COLUMBUS - The Ohio Democratic Party executive committee opted against suspending Trumbull County Democratic Party Chairman Dan Polivka, and instead, appointed someone to examine possible ODP and Democratic National Committee rules violations committed by the local party when it used secret ballots to fill a vacant county commissioner seat.
The move Wednesday is a change from what ODP Chairman Chris Redfern said last week would happen - Polivka would be removed, the party's first vice chair elevated, and the party given time to correct its bylaws.
"We started the process. The process is an examiner interviews, goes out, collects facts and reports back to the executive committee,'' Redfern said Wednesday night.

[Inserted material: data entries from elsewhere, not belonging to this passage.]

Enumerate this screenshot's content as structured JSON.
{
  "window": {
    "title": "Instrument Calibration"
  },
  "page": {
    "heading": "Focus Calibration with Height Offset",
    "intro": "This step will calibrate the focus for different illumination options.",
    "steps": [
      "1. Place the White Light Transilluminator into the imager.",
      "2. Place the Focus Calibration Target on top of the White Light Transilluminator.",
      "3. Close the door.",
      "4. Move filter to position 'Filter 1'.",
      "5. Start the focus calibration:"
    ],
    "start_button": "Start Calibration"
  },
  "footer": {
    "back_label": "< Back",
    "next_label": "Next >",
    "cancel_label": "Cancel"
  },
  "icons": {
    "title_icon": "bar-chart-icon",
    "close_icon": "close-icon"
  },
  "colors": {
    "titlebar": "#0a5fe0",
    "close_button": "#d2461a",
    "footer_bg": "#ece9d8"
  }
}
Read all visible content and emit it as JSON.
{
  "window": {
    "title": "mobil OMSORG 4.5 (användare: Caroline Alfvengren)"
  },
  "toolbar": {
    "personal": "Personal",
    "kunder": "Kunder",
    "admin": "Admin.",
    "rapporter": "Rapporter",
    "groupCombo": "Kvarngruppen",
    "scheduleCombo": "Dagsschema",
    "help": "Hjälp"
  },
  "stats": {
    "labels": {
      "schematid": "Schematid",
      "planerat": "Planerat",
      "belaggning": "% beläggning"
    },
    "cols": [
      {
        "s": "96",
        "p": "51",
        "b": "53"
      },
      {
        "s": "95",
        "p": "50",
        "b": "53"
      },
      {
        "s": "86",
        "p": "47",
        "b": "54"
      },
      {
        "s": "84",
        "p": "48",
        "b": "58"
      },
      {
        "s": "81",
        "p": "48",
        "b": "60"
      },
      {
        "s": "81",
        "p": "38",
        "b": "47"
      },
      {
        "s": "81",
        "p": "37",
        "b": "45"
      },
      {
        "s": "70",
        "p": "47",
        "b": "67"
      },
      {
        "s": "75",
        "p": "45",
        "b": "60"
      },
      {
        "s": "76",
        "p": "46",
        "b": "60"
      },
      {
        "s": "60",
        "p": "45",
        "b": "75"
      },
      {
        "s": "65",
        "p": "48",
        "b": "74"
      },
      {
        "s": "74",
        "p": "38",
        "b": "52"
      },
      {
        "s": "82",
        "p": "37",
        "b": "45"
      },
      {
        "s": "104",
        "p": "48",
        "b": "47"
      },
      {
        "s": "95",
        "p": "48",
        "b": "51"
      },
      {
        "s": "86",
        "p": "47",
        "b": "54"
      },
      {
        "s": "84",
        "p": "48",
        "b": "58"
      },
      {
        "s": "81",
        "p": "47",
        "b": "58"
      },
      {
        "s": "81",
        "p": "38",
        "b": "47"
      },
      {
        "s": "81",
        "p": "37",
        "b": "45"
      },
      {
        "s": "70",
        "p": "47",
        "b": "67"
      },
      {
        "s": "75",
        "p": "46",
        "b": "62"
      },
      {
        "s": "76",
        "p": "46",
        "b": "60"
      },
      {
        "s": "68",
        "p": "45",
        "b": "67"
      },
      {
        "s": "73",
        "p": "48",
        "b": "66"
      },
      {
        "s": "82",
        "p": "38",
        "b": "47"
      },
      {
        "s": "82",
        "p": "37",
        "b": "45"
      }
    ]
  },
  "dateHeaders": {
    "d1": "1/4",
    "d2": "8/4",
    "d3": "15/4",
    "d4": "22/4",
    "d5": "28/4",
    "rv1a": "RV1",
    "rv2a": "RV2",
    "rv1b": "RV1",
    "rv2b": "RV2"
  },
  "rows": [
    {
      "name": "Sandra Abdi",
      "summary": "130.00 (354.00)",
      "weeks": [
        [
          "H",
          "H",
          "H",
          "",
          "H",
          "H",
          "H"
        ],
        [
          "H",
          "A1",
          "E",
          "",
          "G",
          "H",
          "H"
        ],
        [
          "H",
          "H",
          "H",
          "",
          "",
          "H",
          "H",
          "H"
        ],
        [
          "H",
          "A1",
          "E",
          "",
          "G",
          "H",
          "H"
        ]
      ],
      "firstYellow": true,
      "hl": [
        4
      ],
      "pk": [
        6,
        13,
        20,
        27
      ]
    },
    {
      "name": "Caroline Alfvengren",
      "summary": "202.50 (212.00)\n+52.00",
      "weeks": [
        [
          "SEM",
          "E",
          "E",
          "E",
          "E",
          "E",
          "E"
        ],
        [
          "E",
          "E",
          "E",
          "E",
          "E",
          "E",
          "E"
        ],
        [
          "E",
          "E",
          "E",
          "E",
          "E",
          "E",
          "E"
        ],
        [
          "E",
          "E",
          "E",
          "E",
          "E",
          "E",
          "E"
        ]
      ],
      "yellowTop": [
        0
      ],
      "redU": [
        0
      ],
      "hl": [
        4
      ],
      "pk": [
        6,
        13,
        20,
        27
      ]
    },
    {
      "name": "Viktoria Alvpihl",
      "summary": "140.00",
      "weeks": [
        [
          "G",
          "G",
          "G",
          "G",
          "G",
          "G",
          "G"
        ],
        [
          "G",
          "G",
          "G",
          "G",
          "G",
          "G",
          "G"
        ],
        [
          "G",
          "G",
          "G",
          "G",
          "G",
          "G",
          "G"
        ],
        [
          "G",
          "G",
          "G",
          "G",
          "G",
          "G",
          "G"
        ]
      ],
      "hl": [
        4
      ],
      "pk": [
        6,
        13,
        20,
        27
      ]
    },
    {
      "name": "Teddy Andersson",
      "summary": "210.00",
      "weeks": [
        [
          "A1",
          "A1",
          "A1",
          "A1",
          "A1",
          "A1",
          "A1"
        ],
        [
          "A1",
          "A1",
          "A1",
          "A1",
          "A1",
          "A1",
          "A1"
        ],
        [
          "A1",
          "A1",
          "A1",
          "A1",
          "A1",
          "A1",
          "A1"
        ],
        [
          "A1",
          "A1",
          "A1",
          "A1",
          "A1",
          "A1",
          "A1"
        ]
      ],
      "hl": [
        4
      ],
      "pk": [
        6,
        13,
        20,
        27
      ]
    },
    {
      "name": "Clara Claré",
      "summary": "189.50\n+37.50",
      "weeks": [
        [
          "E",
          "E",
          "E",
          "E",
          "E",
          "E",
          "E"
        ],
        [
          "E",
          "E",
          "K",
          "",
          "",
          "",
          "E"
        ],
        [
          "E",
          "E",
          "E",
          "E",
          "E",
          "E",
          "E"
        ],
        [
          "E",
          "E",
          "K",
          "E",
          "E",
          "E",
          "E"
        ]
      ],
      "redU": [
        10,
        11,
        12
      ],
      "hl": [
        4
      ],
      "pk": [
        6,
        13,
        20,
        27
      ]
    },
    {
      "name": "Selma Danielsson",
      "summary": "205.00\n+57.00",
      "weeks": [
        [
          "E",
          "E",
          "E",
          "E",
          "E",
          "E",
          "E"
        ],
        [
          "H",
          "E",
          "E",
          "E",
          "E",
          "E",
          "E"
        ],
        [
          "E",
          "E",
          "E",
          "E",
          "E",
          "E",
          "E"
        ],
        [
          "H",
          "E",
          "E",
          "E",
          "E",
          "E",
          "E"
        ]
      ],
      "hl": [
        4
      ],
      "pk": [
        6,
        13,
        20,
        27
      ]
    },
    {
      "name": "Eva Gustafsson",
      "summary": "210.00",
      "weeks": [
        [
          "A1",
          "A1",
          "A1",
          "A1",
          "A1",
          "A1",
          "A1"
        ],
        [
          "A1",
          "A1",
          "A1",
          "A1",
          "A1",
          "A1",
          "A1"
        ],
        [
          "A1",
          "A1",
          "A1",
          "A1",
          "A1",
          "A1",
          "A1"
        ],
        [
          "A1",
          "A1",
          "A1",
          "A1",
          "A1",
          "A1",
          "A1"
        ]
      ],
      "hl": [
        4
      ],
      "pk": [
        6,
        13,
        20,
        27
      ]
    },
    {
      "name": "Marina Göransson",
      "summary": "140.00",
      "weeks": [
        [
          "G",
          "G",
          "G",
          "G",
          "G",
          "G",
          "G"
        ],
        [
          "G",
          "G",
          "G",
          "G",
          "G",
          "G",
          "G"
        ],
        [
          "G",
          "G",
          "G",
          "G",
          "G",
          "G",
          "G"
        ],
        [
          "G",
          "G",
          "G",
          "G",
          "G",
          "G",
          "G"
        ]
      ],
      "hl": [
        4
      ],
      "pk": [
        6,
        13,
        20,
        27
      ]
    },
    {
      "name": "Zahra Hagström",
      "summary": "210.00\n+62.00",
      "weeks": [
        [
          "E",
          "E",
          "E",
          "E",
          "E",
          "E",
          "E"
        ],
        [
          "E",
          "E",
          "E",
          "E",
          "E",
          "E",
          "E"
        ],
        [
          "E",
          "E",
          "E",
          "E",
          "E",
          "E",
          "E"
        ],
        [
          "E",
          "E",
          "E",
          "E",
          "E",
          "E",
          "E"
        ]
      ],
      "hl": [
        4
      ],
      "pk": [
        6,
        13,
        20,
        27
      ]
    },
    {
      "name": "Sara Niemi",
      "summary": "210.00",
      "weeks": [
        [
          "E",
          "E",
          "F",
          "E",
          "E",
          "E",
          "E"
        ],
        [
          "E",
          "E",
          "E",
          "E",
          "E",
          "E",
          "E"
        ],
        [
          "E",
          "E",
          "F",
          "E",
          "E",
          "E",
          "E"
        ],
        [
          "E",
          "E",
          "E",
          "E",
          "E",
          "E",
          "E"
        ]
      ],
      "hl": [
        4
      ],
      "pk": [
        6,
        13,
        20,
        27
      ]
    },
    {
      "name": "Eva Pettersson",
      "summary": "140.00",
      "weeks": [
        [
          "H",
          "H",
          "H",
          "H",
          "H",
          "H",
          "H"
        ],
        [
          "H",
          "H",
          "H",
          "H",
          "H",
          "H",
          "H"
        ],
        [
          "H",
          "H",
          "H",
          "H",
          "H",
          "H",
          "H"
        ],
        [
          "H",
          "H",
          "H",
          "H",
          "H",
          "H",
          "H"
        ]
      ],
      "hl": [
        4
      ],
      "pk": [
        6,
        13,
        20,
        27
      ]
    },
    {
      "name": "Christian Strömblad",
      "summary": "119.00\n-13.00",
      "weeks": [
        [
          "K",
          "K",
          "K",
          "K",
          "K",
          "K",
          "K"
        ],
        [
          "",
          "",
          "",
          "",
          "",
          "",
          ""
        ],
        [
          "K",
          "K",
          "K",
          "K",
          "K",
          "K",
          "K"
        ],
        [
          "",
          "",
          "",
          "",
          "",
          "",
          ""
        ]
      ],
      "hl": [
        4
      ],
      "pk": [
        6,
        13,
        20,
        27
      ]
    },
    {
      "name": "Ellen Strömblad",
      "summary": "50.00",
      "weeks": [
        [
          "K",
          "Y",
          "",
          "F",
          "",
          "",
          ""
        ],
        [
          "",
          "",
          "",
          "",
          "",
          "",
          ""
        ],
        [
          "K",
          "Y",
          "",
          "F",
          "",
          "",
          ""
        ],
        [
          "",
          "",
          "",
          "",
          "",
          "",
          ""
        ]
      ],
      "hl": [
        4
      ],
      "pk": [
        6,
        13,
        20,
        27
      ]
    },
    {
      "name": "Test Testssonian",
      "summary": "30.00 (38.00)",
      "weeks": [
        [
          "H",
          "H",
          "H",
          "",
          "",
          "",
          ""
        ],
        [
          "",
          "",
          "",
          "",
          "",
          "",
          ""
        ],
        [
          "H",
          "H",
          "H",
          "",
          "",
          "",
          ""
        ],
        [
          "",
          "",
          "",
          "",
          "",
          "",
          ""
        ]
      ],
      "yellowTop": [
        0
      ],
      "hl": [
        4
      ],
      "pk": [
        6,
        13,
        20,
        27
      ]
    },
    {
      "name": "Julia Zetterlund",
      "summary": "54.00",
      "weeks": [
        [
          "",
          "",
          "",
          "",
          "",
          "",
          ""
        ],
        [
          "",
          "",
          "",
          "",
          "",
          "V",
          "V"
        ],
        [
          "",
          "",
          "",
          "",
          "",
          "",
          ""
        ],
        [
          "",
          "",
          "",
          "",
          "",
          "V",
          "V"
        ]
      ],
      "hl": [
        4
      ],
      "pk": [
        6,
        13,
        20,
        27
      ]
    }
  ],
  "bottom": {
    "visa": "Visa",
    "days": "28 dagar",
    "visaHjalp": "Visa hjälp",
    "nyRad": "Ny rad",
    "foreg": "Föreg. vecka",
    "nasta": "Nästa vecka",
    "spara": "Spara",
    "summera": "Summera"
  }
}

The man appointed examiner, Tim Burke, chairman of the Hamilton County Democratic Party, has 60 days to investigate any infractions and report back to the executive committee. ODP bylaws call for this process to happen when there is a potential violation or complaint made.
The motion appointing Burke, read by Mahoning County Democratic Party Chairman Dave Betras, also states the executive committee "wishes to formally begin the censure" of Polivka and the Trumbull County Democratic Party.
Sanctions already imposed on the local party - suspension of a bulk mail discount and access to sample ballots and electronic voter database - will remain during the investigation, but would be lifted if Trumbull County Democrats change their bylaws to prohibit secret ballots in the meantime.
Polvika's attorney, Jeff Goodman, called Thursday's development a "tremendous victory" for Polivka and the local Democratic Party.
"Our point all along was that we want the Ohio Democratic Party and Chris Redfern, in particular, to follow his own constitution, follow the constitutional procedures that are in place when disputes like this arise," Goodman said.
"He's been popping off in the media and (to) anyone who will listen about things that he is going to do and things that he thinks he's done. We've never been sanctioned. Dan Polivka didn't do anything wrong. The Trumbull County Democratic Party didn't do anything wrong.
"Our demands coming into this meeting ... were that you have a process in place, you have a constitution in place, stop ignoring it and let's make the process work. Tonight was our victory because that is what happened," Goodman said.
He and partner H. Gilson Blair sent a letter to Redferm on Aug. 24 stating as much.
Still, there are questions about whether Redfern can take away the local party's access to the voter database and franking privilege.
Polivka said ODP's constitution only lets that happen when a local party doesn't pay its assessment, which Trumbull County has paid for the last four years, he said.
Also, Goodman said the local party has not been given formal notice of the sanctions.
Redfern said ODP bylaws allow him flexibility "for me to do things that are necessary to keep order in the party."
"Strong personalities have strong differences of opinion," Redfern said. "I've been wrong before, but in this case, no, I'm right and the DNC's rules committee and the Ohio Democratic Party's rules are the rules that have to be reflected by the Trumbull County party."
Polivka is in the hot seat because of the secret ballot central committee members took on July 26 to fill a county commissioner seat that became vacant due to the death of Commissioner Paul Heltzel.
The process included the use of two secret, paper ballot votes and then public confirmation of the candidate by voice. Polivka said doing so kept the local party complaint with its own bylaws, which call for a secret ballot, and the constitutions of the ODP and DNC, which prohibit voting secretly.
Keeping the vote secret also fell within the wishes of central committee members, who almost to a person in a straw vote before selecting their candidate decided they wanted the vote kept secret.
Immediately after, Redfern sanctioned the local party because secret ballots were used.
Goodman said the examination will let the local party present "our side of the story."
"We're very confident in our legal position, we're confident that Trumbull County hasn't done anything wrong and at the end of it, we're still hoping there can be some party unity,'' Goodman said.
"At this point, that probably is going to take an apology from Chris Redfern to the precinct committee people in Trumbull County and the people of Trumbull County who have been insulted by this entire process and by his attitude."